§ **WORK ORDER**
In the material below, find each line with the string "sidebar" and copy it.

----- RECORDS TO USE -----

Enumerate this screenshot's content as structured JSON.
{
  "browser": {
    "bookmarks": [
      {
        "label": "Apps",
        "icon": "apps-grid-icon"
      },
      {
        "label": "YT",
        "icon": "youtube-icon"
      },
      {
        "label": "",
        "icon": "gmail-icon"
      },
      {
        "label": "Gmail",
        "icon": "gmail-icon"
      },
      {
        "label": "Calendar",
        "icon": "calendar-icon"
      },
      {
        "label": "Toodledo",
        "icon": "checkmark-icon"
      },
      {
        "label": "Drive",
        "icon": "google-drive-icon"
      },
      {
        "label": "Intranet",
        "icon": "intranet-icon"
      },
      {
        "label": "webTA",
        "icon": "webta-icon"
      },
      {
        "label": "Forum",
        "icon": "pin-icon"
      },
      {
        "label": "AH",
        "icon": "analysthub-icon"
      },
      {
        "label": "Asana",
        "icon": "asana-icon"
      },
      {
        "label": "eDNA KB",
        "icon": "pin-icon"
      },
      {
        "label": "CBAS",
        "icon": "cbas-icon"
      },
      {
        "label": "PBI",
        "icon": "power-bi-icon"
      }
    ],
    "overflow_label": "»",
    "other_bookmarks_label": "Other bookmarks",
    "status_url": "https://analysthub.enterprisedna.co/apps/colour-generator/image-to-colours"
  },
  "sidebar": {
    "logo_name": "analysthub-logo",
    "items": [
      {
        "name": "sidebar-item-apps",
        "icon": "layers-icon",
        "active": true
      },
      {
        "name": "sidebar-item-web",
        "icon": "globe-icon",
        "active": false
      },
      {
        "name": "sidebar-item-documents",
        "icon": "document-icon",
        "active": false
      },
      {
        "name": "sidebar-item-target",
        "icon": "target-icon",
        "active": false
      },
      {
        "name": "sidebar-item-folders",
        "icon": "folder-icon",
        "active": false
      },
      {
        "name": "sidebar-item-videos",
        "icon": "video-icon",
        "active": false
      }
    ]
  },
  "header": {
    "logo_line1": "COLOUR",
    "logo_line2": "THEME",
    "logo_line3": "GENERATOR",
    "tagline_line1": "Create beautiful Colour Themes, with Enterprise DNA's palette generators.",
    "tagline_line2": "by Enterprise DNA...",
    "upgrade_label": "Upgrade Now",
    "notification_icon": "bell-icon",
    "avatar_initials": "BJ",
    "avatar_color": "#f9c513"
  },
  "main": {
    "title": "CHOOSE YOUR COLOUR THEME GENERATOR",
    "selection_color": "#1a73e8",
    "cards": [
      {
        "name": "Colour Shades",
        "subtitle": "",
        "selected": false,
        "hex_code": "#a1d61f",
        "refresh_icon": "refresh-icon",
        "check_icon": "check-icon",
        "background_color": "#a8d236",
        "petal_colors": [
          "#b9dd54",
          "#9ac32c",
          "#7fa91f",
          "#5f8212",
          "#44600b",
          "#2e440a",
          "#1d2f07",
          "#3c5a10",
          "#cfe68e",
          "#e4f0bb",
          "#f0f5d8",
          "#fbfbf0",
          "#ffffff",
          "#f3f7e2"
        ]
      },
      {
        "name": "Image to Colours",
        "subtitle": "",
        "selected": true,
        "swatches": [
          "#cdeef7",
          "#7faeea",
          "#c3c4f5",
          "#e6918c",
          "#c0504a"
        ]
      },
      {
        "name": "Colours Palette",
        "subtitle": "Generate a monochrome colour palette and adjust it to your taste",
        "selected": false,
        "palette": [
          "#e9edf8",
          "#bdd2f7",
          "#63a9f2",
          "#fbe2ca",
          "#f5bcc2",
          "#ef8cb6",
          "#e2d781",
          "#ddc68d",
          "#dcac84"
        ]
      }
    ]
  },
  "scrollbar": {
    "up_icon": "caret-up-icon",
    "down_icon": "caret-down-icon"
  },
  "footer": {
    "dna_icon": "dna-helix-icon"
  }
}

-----

§ **SOLVED EXERCISE**
  "sidebar": {
        "name": "sidebar-item-apps",
        "name": "sidebar-item-web",
        "name": "sidebar-item-documents",
        "name": "sidebar-item-target",
        "name": "sidebar-item-folders",
        "name": "sidebar-item-videos",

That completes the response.